'From the Vacuum of History'
Proving it as the issue that will not die - The Sesquipedalist delves into the archives on Robin Hood Gardens, and finds that the only major comment on it at the time from The Profession marked something of an architectural-theoretical changing of the guard - from the Smithsons' socially engaged alleged 'symbolism' to the soon-to-be Decon critical formalism of Peter Eisenman, who penned for AD a textual demolition of the place. Of course my contention that Eisenman is a bombastic half-wit using half-understood Shklovsky followed by one-quarter understood Derrida as an alibi for the total abandonment of social responsibility is on record, so where I stand on all this should be pretty clear.

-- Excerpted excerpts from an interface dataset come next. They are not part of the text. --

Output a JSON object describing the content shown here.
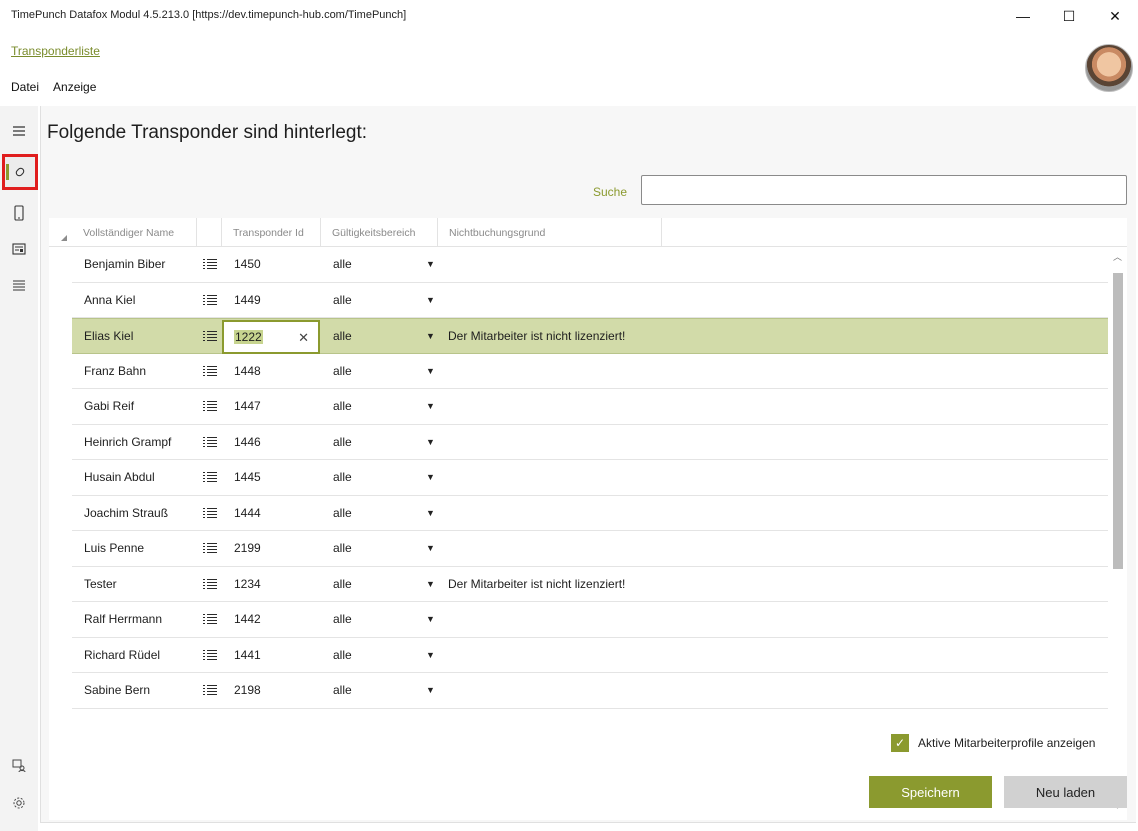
{
  "window": {
    "title": "TimePunch Datafox Modul 4.5.213.0 [https://dev.timepunch-hub.com/TimePunch]",
    "minimize": "—",
    "maximize": "☐",
    "close": "✕"
  },
  "breadcrumb": "Transponderliste",
  "menu": [
    "Datei",
    "Anzeige"
  ],
  "sidebar": {
    "icons": [
      "menu-icon",
      "tag-icon",
      "device-icon",
      "card-reader-icon",
      "list-icon"
    ],
    "bottom_icons": [
      "user-search-icon",
      "gear-icon"
    ]
  },
  "page": {
    "heading": "Folgende Transponder sind hinterlegt:",
    "search_label": "Suche",
    "search_value": ""
  },
  "table": {
    "columns": [
      "Vollständiger Name",
      "",
      "Transponder Id",
      "Gültigkeitsbereich",
      "Nichtbuchungsgrund"
    ],
    "rows": [
      {
        "name": "Benjamin Biber",
        "id": "1450",
        "scope": "alle",
        "reason": ""
      },
      {
        "name": "Anna Kiel",
        "id": "1449",
        "scope": "alle",
        "reason": ""
      },
      {
        "name": "Elias Kiel",
        "id": "1222",
        "scope": "alle",
        "reason": "Der Mitarbeiter ist nicht lizenziert!"
      },
      {
        "name": "Franz Bahn",
        "id": "1448",
        "scope": "alle",
        "reason": ""
      },
      {
        "name": "Gabi Reif",
        "id": "1447",
        "scope": "alle",
        "reason": ""
      },
      {
        "name": "Heinrich Grampf",
        "id": "1446",
        "scope": "alle",
        "reason": ""
      },
      {
        "name": "Husain Abdul",
        "id": "1445",
        "scope": "alle",
        "reason": ""
      },
      {
        "name": "Joachim Strauß",
        "id": "1444",
        "scope": "alle",
        "reason": ""
      },
      {
        "name": "Luis Penne",
        "id": "2199",
        "scope": "alle",
        "reason": ""
      },
      {
        "name": "Tester",
        "id": "1234",
        "scope": "alle",
        "reason": "Der Mitarbeiter ist nicht lizenziert!"
      },
      {
        "name": "Ralf Herrmann",
        "id": "1442",
        "scope": "alle",
        "reason": ""
      },
      {
        "name": "Richard Rüdel",
        "id": "1441",
        "scope": "alle",
        "reason": ""
      },
      {
        "name": "Sabine Bern",
        "id": "2198",
        "scope": "alle",
        "reason": ""
      }
    ],
    "selected_row": 2
  },
  "footer": {
    "checkbox_label": "Aktive Mitarbeiterprofile anzeigen",
    "checkbox_checked": true,
    "save_label": "Speichern",
    "reload_label": "Neu laden"
  },
  "colors": {
    "accent": "#8b9a2f",
    "selected_row": "#d2dba9",
    "highlight_border": "#e01d1d"
  }
}
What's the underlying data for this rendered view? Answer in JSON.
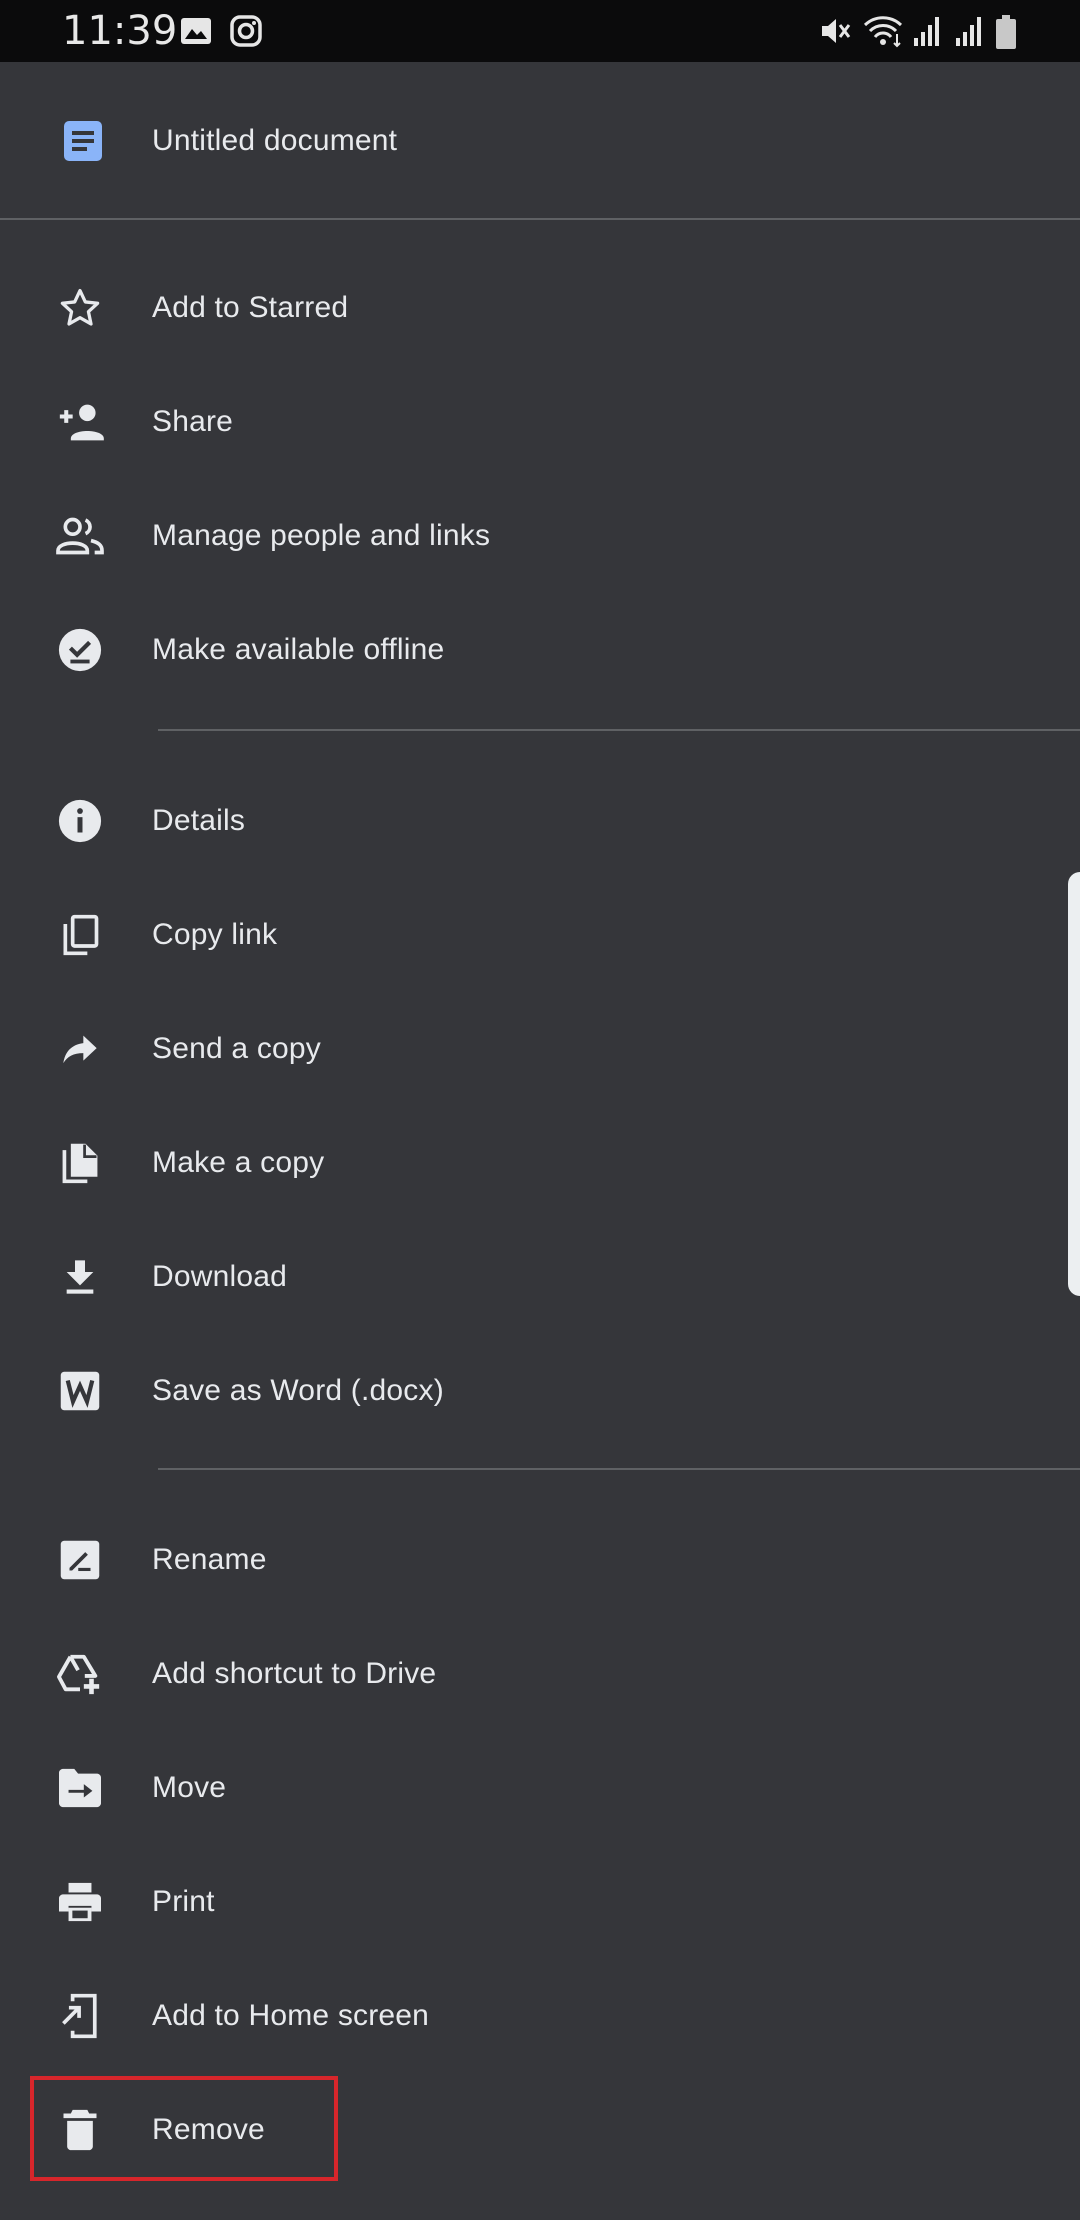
{
  "status_bar": {
    "time": "11:39",
    "left_icons": [
      "gallery-icon",
      "instagram-icon"
    ],
    "right_icons": [
      "mute-icon",
      "wifi-icon",
      "signal-icon",
      "signal-icon",
      "battery-icon"
    ]
  },
  "header": {
    "doc_icon": "docs-icon",
    "title": "Untitled document",
    "accent_color": "#8ab4f8"
  },
  "menu": {
    "items": [
      {
        "id": "star",
        "icon": "star-outline-icon",
        "label": "Add to Starred"
      },
      {
        "id": "share",
        "icon": "person-add-icon",
        "label": "Share"
      },
      {
        "id": "manage",
        "icon": "people-icon",
        "label": "Manage people and links"
      },
      {
        "id": "offline",
        "icon": "offline-check-icon",
        "label": "Make available offline"
      },
      {
        "id": "details",
        "icon": "info-icon",
        "label": "Details"
      },
      {
        "id": "copylink",
        "icon": "copy-icon",
        "label": "Copy link"
      },
      {
        "id": "send",
        "icon": "forward-arrow-icon",
        "label": "Send a copy"
      },
      {
        "id": "makecopy",
        "icon": "file-copy-icon",
        "label": "Make a copy"
      },
      {
        "id": "download",
        "icon": "download-icon",
        "label": "Download"
      },
      {
        "id": "word",
        "icon": "word-icon",
        "label": "Save as Word (.docx)"
      },
      {
        "id": "rename",
        "icon": "rename-icon",
        "label": "Rename"
      },
      {
        "id": "shortcut",
        "icon": "drive-shortcut-icon",
        "label": "Add shortcut to Drive"
      },
      {
        "id": "move",
        "icon": "move-folder-icon",
        "label": "Move"
      },
      {
        "id": "print",
        "icon": "print-icon",
        "label": "Print"
      },
      {
        "id": "homescreen",
        "icon": "add-to-home-icon",
        "label": "Add to Home screen"
      },
      {
        "id": "remove",
        "icon": "trash-icon",
        "label": "Remove"
      }
    ],
    "highlight_color": "#d7262b"
  }
}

Nonetheless, he hits (in the extracts you can click on) on some of the contradictions of the buildings - Eisenman's idea of class and 'English socialism' is predictably bizarre, but there's definitely a hint of truth that for them 'in the heart of every worker is a potential aristocrat', the anti-workerism of pop art and the Independent Group; and on the tensions of utilitarian present and utopian future. Whether the solution to this was interminable formal game-playing is another matter entirely.
(incidentally, further to IT's request for pop-up architecture, the above is an Archigram pic found looking through the Sesquipedalist archives...)